→ Exercise details: Report how many lines in the data include "name", with the number as the only reply.

→ Record excerpts:
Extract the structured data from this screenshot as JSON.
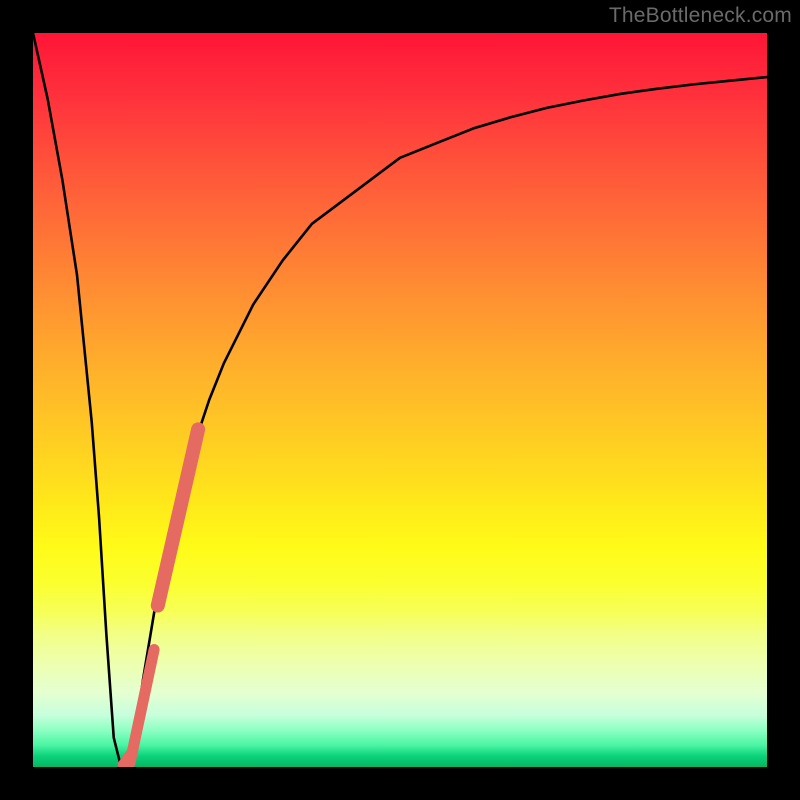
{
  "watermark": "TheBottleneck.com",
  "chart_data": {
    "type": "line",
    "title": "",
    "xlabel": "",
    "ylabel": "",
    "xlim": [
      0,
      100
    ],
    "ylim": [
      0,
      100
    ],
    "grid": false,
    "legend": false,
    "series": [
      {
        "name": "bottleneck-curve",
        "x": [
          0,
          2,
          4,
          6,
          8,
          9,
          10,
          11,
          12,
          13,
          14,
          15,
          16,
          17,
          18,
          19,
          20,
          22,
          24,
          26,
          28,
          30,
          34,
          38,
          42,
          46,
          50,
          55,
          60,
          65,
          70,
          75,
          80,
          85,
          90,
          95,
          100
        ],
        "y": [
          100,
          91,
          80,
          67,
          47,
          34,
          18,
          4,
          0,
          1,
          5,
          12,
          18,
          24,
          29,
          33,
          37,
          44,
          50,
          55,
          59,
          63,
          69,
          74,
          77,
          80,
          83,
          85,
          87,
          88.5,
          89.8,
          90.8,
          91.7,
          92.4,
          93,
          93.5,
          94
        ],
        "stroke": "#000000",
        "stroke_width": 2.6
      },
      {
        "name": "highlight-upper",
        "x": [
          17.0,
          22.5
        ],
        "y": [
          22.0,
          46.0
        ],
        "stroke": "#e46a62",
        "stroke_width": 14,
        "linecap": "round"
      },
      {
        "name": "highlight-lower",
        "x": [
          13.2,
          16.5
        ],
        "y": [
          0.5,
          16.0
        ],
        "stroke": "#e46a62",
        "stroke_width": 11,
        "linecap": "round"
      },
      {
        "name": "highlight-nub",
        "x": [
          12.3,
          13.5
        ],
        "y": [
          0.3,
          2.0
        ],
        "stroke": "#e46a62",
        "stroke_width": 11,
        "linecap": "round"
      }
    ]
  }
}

→ Response: 4